There are three ways of bringing a Pet into a Sim's home, which are pretty similar to how other Sims join another household. First, you can create them at the Create-A-Family screen, just like a regular Sim. Second, you can adopt them from a Pet Adoption Service, which is similar to the Adoption Service for younger Sims. Finally, you can invite strays into your home, like inviting a friend Sim to move in. The Sims 2: Pets allows up to six Pets in a household, leaves the maximum number of Sims unchanged, but caps the number of total residents at ten.
Care of a Pet, like in real life, can be difficult. Pets have needs, like a Sim, but with the substitution of scratching (for cats) or chewing (for dogs) for the Sim's environment needs. They need to be fed, allowed to go to the bathroom, sleep, play, rest comfortably, socialize, and be bathed.
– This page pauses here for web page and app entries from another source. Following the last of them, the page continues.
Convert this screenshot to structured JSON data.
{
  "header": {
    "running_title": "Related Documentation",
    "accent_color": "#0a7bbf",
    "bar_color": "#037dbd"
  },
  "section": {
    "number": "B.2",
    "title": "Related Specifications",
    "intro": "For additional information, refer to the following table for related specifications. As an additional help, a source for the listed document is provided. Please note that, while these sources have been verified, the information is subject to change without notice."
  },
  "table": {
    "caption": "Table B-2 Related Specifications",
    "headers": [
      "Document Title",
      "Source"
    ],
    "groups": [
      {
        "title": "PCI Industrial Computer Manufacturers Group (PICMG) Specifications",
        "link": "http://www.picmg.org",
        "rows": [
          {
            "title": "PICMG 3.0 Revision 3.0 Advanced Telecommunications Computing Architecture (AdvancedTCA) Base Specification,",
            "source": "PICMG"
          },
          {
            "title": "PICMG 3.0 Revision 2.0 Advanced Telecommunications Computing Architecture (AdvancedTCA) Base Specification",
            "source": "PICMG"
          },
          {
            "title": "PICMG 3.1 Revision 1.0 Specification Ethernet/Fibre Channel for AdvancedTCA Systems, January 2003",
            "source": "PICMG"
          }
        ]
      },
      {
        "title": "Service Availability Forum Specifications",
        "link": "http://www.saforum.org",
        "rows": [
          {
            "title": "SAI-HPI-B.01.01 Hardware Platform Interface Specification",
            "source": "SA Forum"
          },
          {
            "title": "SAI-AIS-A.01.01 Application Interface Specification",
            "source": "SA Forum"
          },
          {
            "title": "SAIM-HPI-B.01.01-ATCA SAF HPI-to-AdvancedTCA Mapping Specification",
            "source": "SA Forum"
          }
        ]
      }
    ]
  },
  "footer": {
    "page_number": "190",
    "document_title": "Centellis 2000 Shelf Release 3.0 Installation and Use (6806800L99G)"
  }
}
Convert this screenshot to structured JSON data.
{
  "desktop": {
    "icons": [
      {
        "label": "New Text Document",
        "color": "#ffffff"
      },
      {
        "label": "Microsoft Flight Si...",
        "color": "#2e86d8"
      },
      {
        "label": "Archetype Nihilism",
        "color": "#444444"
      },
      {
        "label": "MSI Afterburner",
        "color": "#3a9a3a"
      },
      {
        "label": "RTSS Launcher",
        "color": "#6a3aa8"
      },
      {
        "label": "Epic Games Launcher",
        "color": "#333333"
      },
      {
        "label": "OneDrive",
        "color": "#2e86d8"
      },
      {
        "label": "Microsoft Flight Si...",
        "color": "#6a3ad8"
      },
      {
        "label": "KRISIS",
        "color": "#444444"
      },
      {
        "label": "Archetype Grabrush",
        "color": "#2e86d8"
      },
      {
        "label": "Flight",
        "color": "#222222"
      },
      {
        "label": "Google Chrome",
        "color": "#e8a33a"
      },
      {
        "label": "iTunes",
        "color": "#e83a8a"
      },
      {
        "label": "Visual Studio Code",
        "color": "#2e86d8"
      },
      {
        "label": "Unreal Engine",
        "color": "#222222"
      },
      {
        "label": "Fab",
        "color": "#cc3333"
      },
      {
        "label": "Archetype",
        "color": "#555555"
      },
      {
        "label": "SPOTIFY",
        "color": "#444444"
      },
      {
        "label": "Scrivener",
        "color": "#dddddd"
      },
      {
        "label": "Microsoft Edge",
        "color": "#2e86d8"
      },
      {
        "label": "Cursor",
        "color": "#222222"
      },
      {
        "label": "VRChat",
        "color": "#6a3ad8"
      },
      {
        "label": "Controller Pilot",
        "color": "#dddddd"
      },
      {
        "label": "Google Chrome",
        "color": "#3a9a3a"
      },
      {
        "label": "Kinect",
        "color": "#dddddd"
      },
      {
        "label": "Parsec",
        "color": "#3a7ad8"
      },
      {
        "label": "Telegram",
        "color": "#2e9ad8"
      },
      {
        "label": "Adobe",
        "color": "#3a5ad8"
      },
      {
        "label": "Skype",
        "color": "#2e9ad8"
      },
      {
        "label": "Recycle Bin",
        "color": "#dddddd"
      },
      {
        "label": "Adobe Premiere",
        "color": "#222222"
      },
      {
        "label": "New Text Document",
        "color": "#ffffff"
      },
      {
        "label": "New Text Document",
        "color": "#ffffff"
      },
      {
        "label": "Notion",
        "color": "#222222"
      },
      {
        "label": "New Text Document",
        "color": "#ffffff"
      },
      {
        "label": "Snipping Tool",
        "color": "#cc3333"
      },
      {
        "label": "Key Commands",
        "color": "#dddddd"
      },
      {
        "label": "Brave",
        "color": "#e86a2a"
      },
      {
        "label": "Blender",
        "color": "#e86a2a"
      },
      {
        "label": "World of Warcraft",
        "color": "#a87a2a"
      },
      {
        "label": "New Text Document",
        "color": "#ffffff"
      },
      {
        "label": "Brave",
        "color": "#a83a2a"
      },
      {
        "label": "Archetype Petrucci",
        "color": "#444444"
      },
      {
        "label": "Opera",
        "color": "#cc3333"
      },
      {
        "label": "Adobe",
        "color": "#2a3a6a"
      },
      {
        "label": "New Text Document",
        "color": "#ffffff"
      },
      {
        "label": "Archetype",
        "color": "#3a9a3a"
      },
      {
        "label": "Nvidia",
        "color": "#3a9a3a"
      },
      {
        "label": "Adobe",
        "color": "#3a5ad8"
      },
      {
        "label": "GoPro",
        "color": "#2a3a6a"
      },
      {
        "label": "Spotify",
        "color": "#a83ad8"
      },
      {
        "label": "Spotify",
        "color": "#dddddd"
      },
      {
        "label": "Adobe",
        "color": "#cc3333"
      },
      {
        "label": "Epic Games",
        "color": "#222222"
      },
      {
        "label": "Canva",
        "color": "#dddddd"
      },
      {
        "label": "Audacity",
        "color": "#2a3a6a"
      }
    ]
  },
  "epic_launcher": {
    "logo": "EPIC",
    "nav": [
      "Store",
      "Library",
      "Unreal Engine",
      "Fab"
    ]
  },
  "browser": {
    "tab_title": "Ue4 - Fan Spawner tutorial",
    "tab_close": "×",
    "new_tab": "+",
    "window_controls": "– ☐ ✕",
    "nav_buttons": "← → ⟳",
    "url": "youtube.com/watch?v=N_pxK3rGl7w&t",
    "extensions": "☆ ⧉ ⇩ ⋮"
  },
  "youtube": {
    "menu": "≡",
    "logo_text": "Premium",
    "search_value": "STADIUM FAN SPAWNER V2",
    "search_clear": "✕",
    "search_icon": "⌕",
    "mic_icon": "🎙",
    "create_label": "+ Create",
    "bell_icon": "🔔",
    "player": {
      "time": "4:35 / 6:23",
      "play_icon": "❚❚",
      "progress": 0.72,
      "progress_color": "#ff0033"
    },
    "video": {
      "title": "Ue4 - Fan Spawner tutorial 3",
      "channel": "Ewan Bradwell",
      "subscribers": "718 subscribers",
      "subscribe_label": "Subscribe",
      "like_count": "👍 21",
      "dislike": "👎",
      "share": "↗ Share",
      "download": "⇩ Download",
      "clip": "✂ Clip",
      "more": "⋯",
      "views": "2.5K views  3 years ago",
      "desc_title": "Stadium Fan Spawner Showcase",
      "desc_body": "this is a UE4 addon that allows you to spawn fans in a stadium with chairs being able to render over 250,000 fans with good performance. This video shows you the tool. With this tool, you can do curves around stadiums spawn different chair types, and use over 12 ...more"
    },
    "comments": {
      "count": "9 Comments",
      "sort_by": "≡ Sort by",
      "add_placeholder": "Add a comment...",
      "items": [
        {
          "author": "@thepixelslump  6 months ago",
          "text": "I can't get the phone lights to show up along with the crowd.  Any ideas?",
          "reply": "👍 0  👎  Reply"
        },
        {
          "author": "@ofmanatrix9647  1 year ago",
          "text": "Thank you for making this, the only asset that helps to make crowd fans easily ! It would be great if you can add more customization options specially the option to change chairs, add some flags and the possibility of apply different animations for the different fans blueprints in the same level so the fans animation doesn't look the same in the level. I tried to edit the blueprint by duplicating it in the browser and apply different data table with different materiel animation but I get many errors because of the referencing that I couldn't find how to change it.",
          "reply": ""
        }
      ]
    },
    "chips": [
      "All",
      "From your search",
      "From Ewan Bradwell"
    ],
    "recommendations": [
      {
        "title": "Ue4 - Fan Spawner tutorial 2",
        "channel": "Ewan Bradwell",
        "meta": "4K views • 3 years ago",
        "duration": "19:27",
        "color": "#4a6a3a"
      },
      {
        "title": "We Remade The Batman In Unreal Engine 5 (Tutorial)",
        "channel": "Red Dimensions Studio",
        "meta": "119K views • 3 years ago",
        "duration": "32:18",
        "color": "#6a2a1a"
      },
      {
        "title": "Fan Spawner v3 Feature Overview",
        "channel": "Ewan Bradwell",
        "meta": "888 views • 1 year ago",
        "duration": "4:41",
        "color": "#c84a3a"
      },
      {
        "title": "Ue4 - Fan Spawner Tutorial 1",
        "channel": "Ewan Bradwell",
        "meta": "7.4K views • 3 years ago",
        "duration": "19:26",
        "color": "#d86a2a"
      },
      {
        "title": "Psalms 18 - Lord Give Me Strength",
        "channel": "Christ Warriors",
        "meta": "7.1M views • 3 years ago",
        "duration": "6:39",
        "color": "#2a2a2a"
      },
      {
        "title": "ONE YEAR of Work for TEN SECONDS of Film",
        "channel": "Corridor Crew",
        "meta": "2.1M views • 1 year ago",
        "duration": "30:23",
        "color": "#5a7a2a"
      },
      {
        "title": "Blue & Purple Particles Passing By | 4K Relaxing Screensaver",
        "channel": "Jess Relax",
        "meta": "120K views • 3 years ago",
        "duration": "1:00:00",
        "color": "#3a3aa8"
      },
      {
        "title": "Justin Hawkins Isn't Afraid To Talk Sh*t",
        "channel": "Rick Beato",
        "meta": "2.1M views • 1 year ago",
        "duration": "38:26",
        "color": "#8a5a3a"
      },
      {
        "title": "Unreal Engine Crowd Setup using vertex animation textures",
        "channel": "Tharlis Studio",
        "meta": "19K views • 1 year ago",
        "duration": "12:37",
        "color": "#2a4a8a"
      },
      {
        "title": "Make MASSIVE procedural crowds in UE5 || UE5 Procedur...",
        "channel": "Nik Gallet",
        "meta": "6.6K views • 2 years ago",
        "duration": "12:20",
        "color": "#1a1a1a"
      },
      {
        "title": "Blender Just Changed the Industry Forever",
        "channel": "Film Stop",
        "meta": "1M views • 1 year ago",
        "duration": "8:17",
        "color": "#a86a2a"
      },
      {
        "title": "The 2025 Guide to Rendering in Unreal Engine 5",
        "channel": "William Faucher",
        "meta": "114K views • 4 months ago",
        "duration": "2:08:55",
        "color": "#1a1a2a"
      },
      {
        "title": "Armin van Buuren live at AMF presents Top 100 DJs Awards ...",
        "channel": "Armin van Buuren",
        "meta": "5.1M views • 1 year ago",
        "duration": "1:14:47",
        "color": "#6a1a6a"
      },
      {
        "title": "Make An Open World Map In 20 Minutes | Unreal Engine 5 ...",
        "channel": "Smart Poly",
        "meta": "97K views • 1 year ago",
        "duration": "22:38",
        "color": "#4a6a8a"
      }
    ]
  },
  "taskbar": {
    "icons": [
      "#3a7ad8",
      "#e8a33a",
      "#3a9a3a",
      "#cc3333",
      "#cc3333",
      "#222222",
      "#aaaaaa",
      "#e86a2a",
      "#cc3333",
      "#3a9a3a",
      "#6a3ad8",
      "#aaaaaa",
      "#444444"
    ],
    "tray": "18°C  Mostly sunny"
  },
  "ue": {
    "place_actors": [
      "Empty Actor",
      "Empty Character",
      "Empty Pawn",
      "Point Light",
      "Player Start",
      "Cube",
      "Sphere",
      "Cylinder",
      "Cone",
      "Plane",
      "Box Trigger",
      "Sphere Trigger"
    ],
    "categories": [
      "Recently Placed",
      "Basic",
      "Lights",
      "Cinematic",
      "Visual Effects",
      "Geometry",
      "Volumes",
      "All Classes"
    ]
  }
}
In fact, Pets are so close to Sims, that they are almost like specialized Sim infants - they need to be taken care of, but at the same time you can't micromanage them like you would older Sims (and Pets are ambulatory). Like child Sims, Pets can be taught tricks - but instead of Speak, Walk, and Potty Trained, Pets can be taught to Come Here, Sit Up, Roll Over, Play Dead, Speak, and a handful of others. Some of the tricks are useful (Come Here), but most of them serve as Pet 'skills' - requirements for Pets to be promoted in their jobs.
Yup - Pets can get mini-jobs, like Sim teenagers. The job trees are relatively short, and smart dogs that are around Sims with a decent amount of free time should have no trouble learning the commands needed to launch them to the top of their career. Sims also have training related Wants, much like parent Sims wanting to teach child Sims. And that is yet another similarity between younger Sims and Pets. Heck, Pets have personalities too! There are three levels of Intelligence, Energy, Socialization, Behavior Towards Others, and Cleanliness. They even socialize like Sims, making friends and knowing who their relatives are. With so much being the same, you might begin to wonder what's different.
No Pros and Cons at this time